Yes. Most symptoms of ovarian cysts are not specific to ovarian cysts, meaning that these symptoms do not immediately signal that an ovarian cyst is present. Doctors first have to rule out other possibilities.

Most of the symptoms associated with ovarian cysts can also indicate other health conditions. For example, if the cyst is on the right ovary, its symptoms could make doctors suspect appendicitis.

If it’s a very large cyst, there could be pain throughout the abdomen, which could indicate gastrointestinal or other disease.

If you have a cyst near your bladder and feel that you have to go to the bathroom with increased frequency, a doctor may suspect a urinary tract infection.

What causes ovarian cysts?

By far the most common type of ovarian cyst is a functional cyst, a cyst that occurs as part of the natural functioning of the ovaries. These are common and don’t cause major health problems.

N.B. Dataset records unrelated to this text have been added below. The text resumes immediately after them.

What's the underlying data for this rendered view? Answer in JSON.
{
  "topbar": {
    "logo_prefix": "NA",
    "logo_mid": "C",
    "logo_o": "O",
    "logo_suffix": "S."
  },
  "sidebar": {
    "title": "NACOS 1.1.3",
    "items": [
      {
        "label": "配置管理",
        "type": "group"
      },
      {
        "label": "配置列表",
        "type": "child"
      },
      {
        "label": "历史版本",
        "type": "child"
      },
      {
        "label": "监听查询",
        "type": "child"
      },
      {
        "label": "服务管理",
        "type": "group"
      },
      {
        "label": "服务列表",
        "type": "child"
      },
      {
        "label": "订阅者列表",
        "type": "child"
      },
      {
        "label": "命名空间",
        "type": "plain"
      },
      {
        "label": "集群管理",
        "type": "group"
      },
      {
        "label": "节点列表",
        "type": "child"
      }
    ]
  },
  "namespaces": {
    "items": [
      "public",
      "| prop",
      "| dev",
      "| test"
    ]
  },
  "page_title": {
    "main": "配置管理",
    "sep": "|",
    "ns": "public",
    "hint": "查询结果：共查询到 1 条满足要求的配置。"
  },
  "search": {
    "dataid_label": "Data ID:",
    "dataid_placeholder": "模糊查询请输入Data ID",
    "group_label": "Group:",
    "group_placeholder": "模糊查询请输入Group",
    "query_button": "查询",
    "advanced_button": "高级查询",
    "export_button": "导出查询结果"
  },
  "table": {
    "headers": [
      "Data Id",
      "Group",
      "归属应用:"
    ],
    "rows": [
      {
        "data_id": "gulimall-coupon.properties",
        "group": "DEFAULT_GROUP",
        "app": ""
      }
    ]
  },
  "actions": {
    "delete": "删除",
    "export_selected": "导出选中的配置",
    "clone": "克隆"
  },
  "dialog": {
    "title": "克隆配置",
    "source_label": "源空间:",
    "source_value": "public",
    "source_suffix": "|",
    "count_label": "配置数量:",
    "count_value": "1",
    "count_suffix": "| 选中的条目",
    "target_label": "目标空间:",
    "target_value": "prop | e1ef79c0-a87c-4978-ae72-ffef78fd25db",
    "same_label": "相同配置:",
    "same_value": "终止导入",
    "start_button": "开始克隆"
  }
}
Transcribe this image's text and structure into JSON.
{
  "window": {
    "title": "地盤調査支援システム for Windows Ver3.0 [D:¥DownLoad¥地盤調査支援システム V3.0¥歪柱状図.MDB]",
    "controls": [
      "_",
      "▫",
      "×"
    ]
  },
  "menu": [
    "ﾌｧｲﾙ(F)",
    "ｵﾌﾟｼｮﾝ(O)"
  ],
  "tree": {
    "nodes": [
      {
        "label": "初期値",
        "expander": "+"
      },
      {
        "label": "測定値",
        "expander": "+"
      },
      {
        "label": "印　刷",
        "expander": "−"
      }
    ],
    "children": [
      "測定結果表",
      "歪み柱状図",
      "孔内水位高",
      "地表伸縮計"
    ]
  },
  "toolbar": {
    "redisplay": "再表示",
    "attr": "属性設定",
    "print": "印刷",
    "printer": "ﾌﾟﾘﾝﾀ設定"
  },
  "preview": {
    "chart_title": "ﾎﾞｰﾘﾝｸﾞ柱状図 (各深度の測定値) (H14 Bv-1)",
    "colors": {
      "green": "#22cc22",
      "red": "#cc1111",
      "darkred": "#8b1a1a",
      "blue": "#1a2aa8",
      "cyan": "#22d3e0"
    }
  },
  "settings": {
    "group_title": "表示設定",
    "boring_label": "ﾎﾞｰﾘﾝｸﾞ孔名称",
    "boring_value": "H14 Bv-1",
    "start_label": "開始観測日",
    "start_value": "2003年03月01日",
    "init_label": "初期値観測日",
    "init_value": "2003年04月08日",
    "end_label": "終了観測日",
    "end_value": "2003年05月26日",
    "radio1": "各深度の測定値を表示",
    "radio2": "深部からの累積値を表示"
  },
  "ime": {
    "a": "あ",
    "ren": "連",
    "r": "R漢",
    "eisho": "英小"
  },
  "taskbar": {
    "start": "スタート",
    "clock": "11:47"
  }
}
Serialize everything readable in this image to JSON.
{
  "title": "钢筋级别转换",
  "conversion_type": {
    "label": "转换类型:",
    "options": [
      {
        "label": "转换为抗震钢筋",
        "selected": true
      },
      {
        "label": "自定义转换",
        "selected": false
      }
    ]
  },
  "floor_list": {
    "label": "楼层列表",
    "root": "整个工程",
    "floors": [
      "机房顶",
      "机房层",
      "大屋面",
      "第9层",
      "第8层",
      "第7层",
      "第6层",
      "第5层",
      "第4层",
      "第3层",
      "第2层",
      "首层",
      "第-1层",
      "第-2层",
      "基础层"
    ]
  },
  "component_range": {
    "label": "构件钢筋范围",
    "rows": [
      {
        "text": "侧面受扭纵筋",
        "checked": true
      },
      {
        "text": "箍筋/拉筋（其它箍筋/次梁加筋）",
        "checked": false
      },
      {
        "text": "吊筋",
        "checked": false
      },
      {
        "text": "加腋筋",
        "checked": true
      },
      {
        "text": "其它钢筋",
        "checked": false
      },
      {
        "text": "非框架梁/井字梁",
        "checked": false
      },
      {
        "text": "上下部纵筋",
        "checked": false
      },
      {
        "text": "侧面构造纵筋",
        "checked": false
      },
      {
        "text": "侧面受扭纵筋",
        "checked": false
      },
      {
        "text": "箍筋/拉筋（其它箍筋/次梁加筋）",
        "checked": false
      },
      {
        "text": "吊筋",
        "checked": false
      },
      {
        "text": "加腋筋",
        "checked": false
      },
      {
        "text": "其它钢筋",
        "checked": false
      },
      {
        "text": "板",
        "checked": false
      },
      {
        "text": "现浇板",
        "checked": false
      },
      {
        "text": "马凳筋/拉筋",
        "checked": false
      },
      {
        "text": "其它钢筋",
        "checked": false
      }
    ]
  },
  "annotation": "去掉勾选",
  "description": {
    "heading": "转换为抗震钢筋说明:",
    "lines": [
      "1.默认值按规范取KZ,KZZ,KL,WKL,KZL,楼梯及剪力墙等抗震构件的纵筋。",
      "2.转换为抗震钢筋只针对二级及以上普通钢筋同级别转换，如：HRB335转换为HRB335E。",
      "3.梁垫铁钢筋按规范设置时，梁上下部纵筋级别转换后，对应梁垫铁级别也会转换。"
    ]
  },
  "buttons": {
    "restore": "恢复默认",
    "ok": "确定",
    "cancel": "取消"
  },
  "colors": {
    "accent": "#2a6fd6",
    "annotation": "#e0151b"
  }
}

When women who have periods ovulate, the ovarian follicles produce eggs. Follicles, in this sense, don’t refer to the ones that create hairs on your skin. Instead, we’re talking about the collection of cells in the ovary. Follicles on your skin produce hairs; follicles in your ovary produce eggs.

Sometimes the follicle does not release an egg but instead makes a perfectly normal cyst. This is a follicular cyst, and it’s very common.

Another type of ovarian cyst is the corpus luteum cyst, which forms after a follicle has released an egg. It usually carries no symptoms and is also a totally normal, functional cyst.

Other cysts, however, are related to abnormal functioning of the ovary and require medical attention. These can include benign or malignant tumors and endometriomas, the specific type of benign tumors or cysts that occur with endometriosis.

If you have pain associated with an ovarian cyst, your doctor will do some tests, depending on your symptoms.

Can ovarian cysts rupture? What risks are present in the case of a rupture?

If an ovarian cyst ruptures, it’s possible that you won’t even notice.

Sometimes when a cyst ruptures, there’s some acute pain associated with the rupture. However, any ongoing pain from the cyst typically goes away after the initial pain from the rupture passes.

There are some risks, though. Sometimes when cysts rupture, internal tissue might bleed. If it’s internal bleeding that doesn’t stop, it can become a surgical emergency.

Signs of dangerous internal bleeding include continued pain and pain that gets worse in the abdomen (blood in the abdomen hurts). If you lose enough blood and don’t seek medical attention, you could have other symptoms of blood loss, including weakness and dizziness.

What should I do if I think I may have a cyst or even a ruptured cyst?

If you’re having symptoms of a ruptured cyst, including worsening pain or feeling lightheaded and dizzy, you should seek medical attention immediately. Call your doctor. Or, if you can’t immediately reach a doctor and feel that your symptoms are significant, go to the emergency department.

What are the most common treatments for ovarian cysts?

Most functional ovarian cysts resolve without significant symptoms. Most of these cysts do not need to be medically treated.

If a functional cyst is causing some symptoms, doctors will often use conservative management, such as over-the-counter or prescription pain management, depending on your symptoms. Doctors don’t want to operate unless it’s necessary.

Surgery is usually done if the cyst is a tumor, is bleeding excessively or is otherwise a life-threatening event.


Talk to your doctor if you think you’re experiencing symptoms of an ovarian cyst, or find an OB-GYN near you.